◆ WORK TO BE COMPLETED
The expected response is an exact repetition of every record, with images excluded.

Recorded data
━━━━━━━━━━
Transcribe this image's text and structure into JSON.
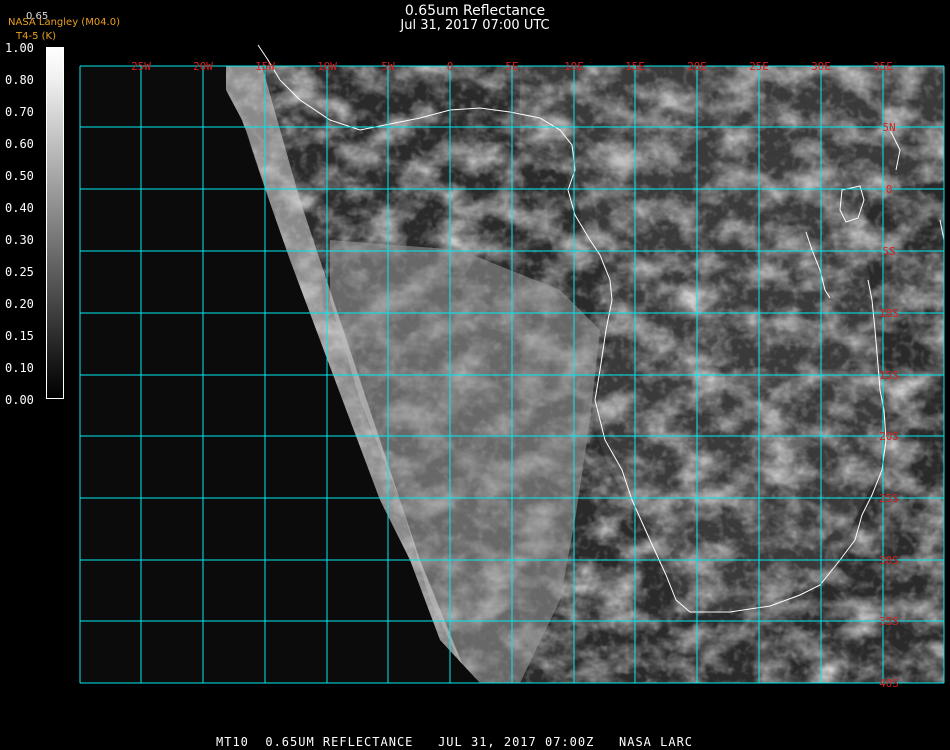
{
  "header": {
    "title": "0.65um Reflectance",
    "datetime": "Jul 31, 2017 07:00 UTC",
    "credit": "NASA Langley (M04.0)",
    "scale_note": "0.65",
    "product_type": "T4-5 (K)"
  },
  "colorbar": {
    "ticks": [
      "1.00",
      "0.80",
      "0.70",
      "0.60",
      "0.50",
      "0.40",
      "0.30",
      "0.25",
      "0.20",
      "0.15",
      "0.10",
      "0.00"
    ]
  },
  "map": {
    "lon_labels": [
      "25W",
      "20W",
      "15W",
      "10W",
      "5W",
      "0",
      "5E",
      "10E",
      "15E",
      "20E",
      "25E",
      "30E",
      "35E"
    ],
    "lat_labels": [
      "5N",
      "0",
      "5S",
      "10S",
      "15S",
      "20S",
      "25S",
      "30S",
      "35S",
      "40S"
    ],
    "grid_color": "#00e8ec",
    "label_color": "#d81e1e",
    "coast_color": "#ffffff"
  },
  "footer": {
    "text": "MT10  0.65UM REFLECTANCE   JUL 31, 2017 07:00Z   NASA LARC"
  }
}
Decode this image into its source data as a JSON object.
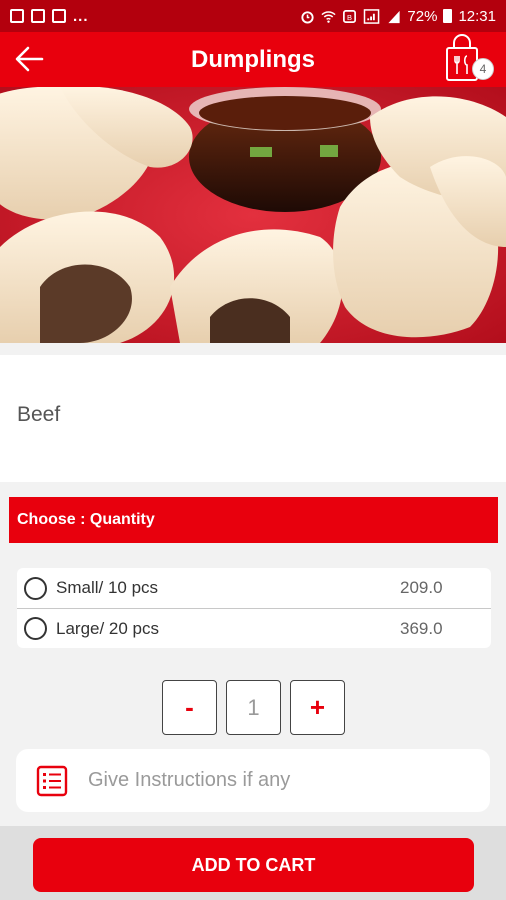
{
  "status_bar": {
    "left_icons": [
      "share-icon",
      "image-icon",
      "map-icon"
    ],
    "overflow": "...",
    "battery_percent": "72%",
    "time": "12:31"
  },
  "app_bar": {
    "title": "Dumplings",
    "cart_count": "4"
  },
  "item": {
    "description": "Beef"
  },
  "choose": {
    "header": "Choose : Quantity",
    "options": [
      {
        "label": "Small/ 10 pcs",
        "price": "209.0"
      },
      {
        "label": "Large/ 20 pcs",
        "price": "369.0"
      }
    ]
  },
  "stepper": {
    "minus": "-",
    "value": "1",
    "plus": "+"
  },
  "instructions": {
    "placeholder": "Give Instructions if any"
  },
  "footer": {
    "add_to_cart": "ADD TO CART"
  },
  "colors": {
    "primary": "#e8000d",
    "status_bar": "#b3000d"
  }
}
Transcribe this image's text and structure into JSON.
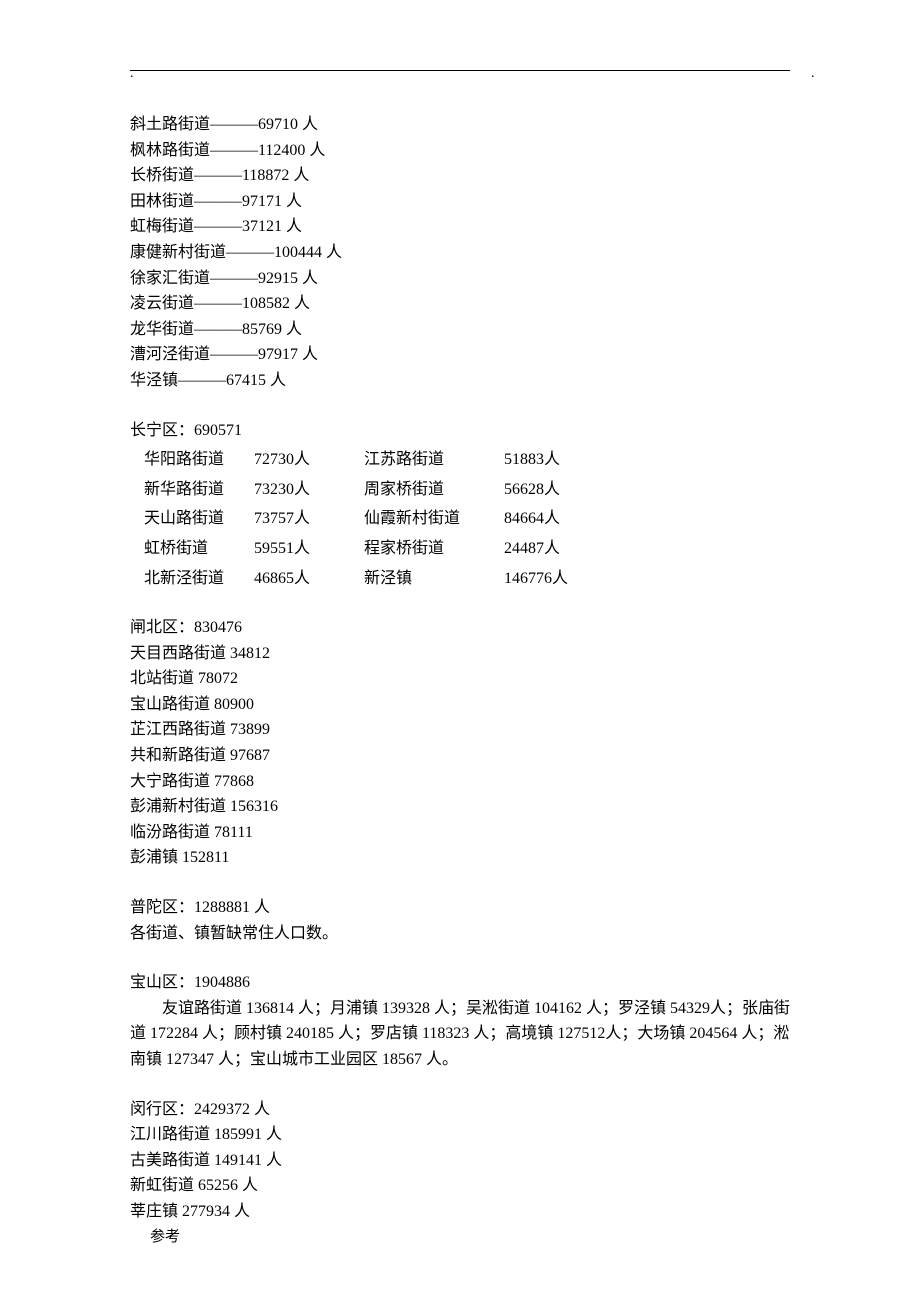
{
  "header_dots": ".   .   .       .",
  "xuhui": {
    "items": [
      {
        "name": "斜土路街道",
        "sep": "———",
        "value": "69710 人"
      },
      {
        "name": "枫林路街道",
        "sep": "———",
        "value": "112400 人"
      },
      {
        "name": "长桥街道",
        "sep": "———",
        "value": "118872 人"
      },
      {
        "name": "田林街道",
        "sep": "———",
        "value": "97171 人"
      },
      {
        "name": "虹梅街道",
        "sep": "———",
        "value": "37121 人"
      },
      {
        "name": "康健新村街道",
        "sep": "———",
        "value": "100444 人"
      },
      {
        "name": "徐家汇街道",
        "sep": "———",
        "value": "92915 人"
      },
      {
        "name": "凌云街道",
        "sep": "———",
        "value": "108582 人"
      },
      {
        "name": "龙华街道",
        "sep": "———",
        "value": "85769 人"
      },
      {
        "name": "漕河泾街道",
        "sep": "———",
        "value": "97917 人"
      },
      {
        "name": "华泾镇",
        "sep": "———",
        "value": "67415 人"
      }
    ]
  },
  "changning": {
    "title": "长宁区：690571",
    "rows": [
      {
        "c1": "华阳路街道",
        "c2": "72730人",
        "c3": "江苏路街道",
        "c4": "51883人"
      },
      {
        "c1": "新华路街道",
        "c2": "73230人",
        "c3": "周家桥街道",
        "c4": "56628人"
      },
      {
        "c1": "天山路街道",
        "c2": "73757人",
        "c3": "仙霞新村街道",
        "c4": "84664人"
      },
      {
        "c1": "虹桥街道",
        "c2": "59551人",
        "c3": "程家桥街道",
        "c4": "24487人"
      },
      {
        "c1": "北新泾街道",
        "c2": "46865人",
        "c3": "新泾镇",
        "c4": "146776人"
      }
    ]
  },
  "zhabei": {
    "title": "闸北区：830476",
    "items": [
      "天目西路街道 34812",
      "北站街道 78072",
      "宝山路街道 80900",
      "芷江西路街道 73899",
      "共和新路街道 97687",
      "大宁路街道 77868",
      "彭浦新村街道 156316",
      "临汾路街道 78111",
      "彭浦镇 152811"
    ]
  },
  "putuo": {
    "title": "普陀区：1288881 人",
    "note": "各街道、镇暂缺常住人口数。"
  },
  "baoshan": {
    "title": "宝山区：1904886",
    "para": "友谊路街道 136814 人；月浦镇 139328 人；吴淞街道 104162 人；罗泾镇 54329人；张庙街道 172284 人；顾村镇 240185 人；罗店镇 118323 人；高境镇 127512人；大场镇 204564 人；淞南镇 127347 人；宝山城市工业园区 18567 人。"
  },
  "minhang": {
    "title": "闵行区：2429372 人",
    "items": [
      "江川路街道  185991 人",
      "古美路街道  149141 人",
      "新虹街道  65256 人",
      "莘庄镇  277934 人"
    ]
  },
  "footer": "参考"
}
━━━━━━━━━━
◆ OUTPUT FOR THIS EXERCISE
Transcribe this image's text and structure into JSON.
{
  "header": {
    "title": "0.65um Reflectance",
    "datetime": "Jul 31, 2017 07:00 UTC",
    "credit": "NASA Langley (M04.0)",
    "scale_note": "0.65",
    "product_type": "T4-5 (K)"
  },
  "colorbar": {
    "ticks": [
      "1.00",
      "0.80",
      "0.70",
      "0.60",
      "0.50",
      "0.40",
      "0.30",
      "0.25",
      "0.20",
      "0.15",
      "0.10",
      "0.00"
    ]
  },
  "map": {
    "lon_labels": [
      "25W",
      "20W",
      "15W",
      "10W",
      "5W",
      "0",
      "5E",
      "10E",
      "15E",
      "20E",
      "25E",
      "30E",
      "35E"
    ],
    "lat_labels": [
      "5N",
      "0",
      "5S",
      "10S",
      "15S",
      "20S",
      "25S",
      "30S",
      "35S",
      "40S"
    ],
    "grid_color": "#00e8ec",
    "label_color": "#d81e1e",
    "coast_color": "#ffffff"
  },
  "footer": {
    "text": "MT10  0.65UM REFLECTANCE   JUL 31, 2017 07:00Z   NASA LARC"
  }
}
Decode this image into its source data as a JSON object.
{
  "status_bar": {
    "left_icons": [
      "share-icon",
      "image-icon",
      "map-icon"
    ],
    "overflow": "...",
    "battery_percent": "72%",
    "time": "12:31"
  },
  "app_bar": {
    "title": "Dumplings",
    "cart_count": "4"
  },
  "item": {
    "description": "Beef"
  },
  "choose": {
    "header": "Choose : Quantity",
    "options": [
      {
        "label": "Small/ 10 pcs",
        "price": "209.0"
      },
      {
        "label": "Large/ 20 pcs",
        "price": "369.0"
      }
    ]
  },
  "stepper": {
    "minus": "-",
    "value": "1",
    "plus": "+"
  },
  "instructions": {
    "placeholder": "Give Instructions if any"
  },
  "footer": {
    "add_to_cart": "ADD TO CART"
  },
  "colors": {
    "primary": "#e8000d",
    "status_bar": "#b3000d"
  }
}
Transcribe this image's text and structure into JSON.
{
  "header_dots": ".   .   .       .",
  "xuhui": {
    "items": [
      {
        "name": "斜土路街道",
        "sep": "———",
        "value": "69710 人"
      },
      {
        "name": "枫林路街道",
        "sep": "———",
        "value": "112400 人"
      },
      {
        "name": "长桥街道",
        "sep": "———",
        "value": "118872 人"
      },
      {
        "name": "田林街道",
        "sep": "———",
        "value": "97171 人"
      },
      {
        "name": "虹梅街道",
        "sep": "———",
        "value": "37121 人"
      },
      {
        "name": "康健新村街道",
        "sep": "———",
        "value": "100444 人"
      },
      {
        "name": "徐家汇街道",
        "sep": "———",
        "value": "92915 人"
      },
      {
        "name": "凌云街道",
        "sep": "———",
        "value": "108582 人"
      },
      {
        "name": "龙华街道",
        "sep": "———",
        "value": "85769 人"
      },
      {
        "name": "漕河泾街道",
        "sep": "———",
        "value": "97917 人"
      },
      {
        "name": "华泾镇",
        "sep": "———",
        "value": "67415 人"
      }
    ]
  },
  "changning": {
    "title": "长宁区：690571",
    "rows": [
      {
        "c1": "华阳路街道",
        "c2": "72730人",
        "c3": "江苏路街道",
        "c4": "51883人"
      },
      {
        "c1": "新华路街道",
        "c2": "73230人",
        "c3": "周家桥街道",
        "c4": "56628人"
      },
      {
        "c1": "天山路街道",
        "c2": "73757人",
        "c3": "仙霞新村街道",
        "c4": "84664人"
      },
      {
        "c1": "虹桥街道",
        "c2": "59551人",
        "c3": "程家桥街道",
        "c4": "24487人"
      },
      {
        "c1": "北新泾街道",
        "c2": "46865人",
        "c3": "新泾镇",
        "c4": "146776人"
      }
    ]
  },
  "zhabei": {
    "title": "闸北区：830476",
    "items": [
      "天目西路街道 34812",
      "北站街道 78072",
      "宝山路街道 80900",
      "芷江西路街道 73899",
      "共和新路街道 97687",
      "大宁路街道 77868",
      "彭浦新村街道 156316",
      "临汾路街道 78111",
      "彭浦镇 152811"
    ]
  },
  "putuo": {
    "title": "普陀区：1288881 人",
    "note": "各街道、镇暂缺常住人口数。"
  },
  "baoshan": {
    "title": "宝山区：1904886",
    "para": "友谊路街道 136814 人；月浦镇 139328 人；吴淞街道 104162 人；罗泾镇 54329人；张庙街道 172284 人；顾村镇 240185 人；罗店镇 118323 人；高境镇 127512人；大场镇 204564 人；淞南镇 127347 人；宝山城市工业园区 18567 人。"
  },
  "minhang": {
    "title": "闵行区：2429372 人",
    "items": [
      "江川路街道  185991 人",
      "古美路街道  149141 人",
      "新虹街道  65256 人",
      "莘庄镇  277934 人"
    ]
  },
  "footer": "参考"
}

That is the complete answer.